“Chasing those guys up a mountain, then running 30 km – that’s hard.”
The training regimen, along with the association with Sky, often leads to questioning looks and shoulder shrugs from other athletes. Froome spent much of the year dealing with the downside of last year’s positive test for an excess amount of salbutamol in his system, but was cleared by the UCI in time to ride the Tour de France this year. Wurf has been tested numerous times both in and out of competition throughout his career and has never had a positive test, so there is no evidence to back up the questions. He and Gerrison put together their challenging training and racing plan because Wurf comes to the sport with a unique background.

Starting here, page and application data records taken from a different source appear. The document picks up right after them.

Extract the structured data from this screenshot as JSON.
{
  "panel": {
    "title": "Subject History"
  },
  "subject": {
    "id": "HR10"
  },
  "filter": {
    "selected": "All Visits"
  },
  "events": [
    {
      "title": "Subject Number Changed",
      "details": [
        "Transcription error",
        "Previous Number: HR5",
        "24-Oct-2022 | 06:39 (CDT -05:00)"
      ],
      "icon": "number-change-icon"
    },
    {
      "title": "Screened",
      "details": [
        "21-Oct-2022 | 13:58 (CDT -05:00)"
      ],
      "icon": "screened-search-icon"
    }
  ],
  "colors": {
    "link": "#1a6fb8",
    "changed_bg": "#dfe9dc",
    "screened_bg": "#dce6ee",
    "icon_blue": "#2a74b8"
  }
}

“I am such a different athlete to any of these guys,” Wurf says. “I have not had anywhere near a similar sporting background to anyone.
The rowing background – I had an engine that for six minutes could suffer more than most people. In cycling you have to race for three weeks, day after day. I’m used to training and racing tired. One of the big key areas for running in an Ironman was running on tired legs. We were trying to do things like track sessions and long runs and whatever triathletes do. But that’s not what happens in the race. We flipped things on their head – the only way I’ll run is if I’ve absolutely destroyed myself on the bike. Because I am training to run as fast as I can after I’ve ridden my bike as fast as I can.”
All those six and seven hour training days as a teenager – they helped him prepare for all this, too.
The only downside with the plan this year? The easiest race conditions ever seen on the Big Island. Going into the world championship, Wurf was clear on how he wanted things to develop: “I want the race to be as hard as possible,” he said. “I want everyone to be on their limit from the gun.”
Kienle, who had used Challenge Roth as an opportunity to test out his Kona race plan – riding with Wurf until he knew it was time to back off enough to still be able to run a fast marathon – was never in the mix after a flat in transition kyboshed his race plans. Sanders, who had been struggling with his form since August, would never be a factor in the race.
Wurf rode his way to the front, dropping American super-cyclist Andrew Starykowicz in the process and setting a new bike course record of 4:09. He wasn’t able to stretch the field, enough, though, and his 3:01 marathon would net him eighth. An improvement. A good result for a man in just his third year in the sport. But not what he’s aiming for.
Cameron Wurf wasn’t quite the game changer at last year’s Ironman World Championship that I had foreseen. Had the conditions been tougher, that might have been different. Had Wurf been able to duplicate his marathon run from Challenge Almere, things would have been different, too. But a sub-2:50 marathon in cool conditions in Holland does not equate to a similar run in Hawaii’s heat and humidity.
But, if he continues his impressive improvement, Cameron Wurf could very well become much more of a factor in Kona some day. Unless he decides its time to try and make a living in a fourth different sport.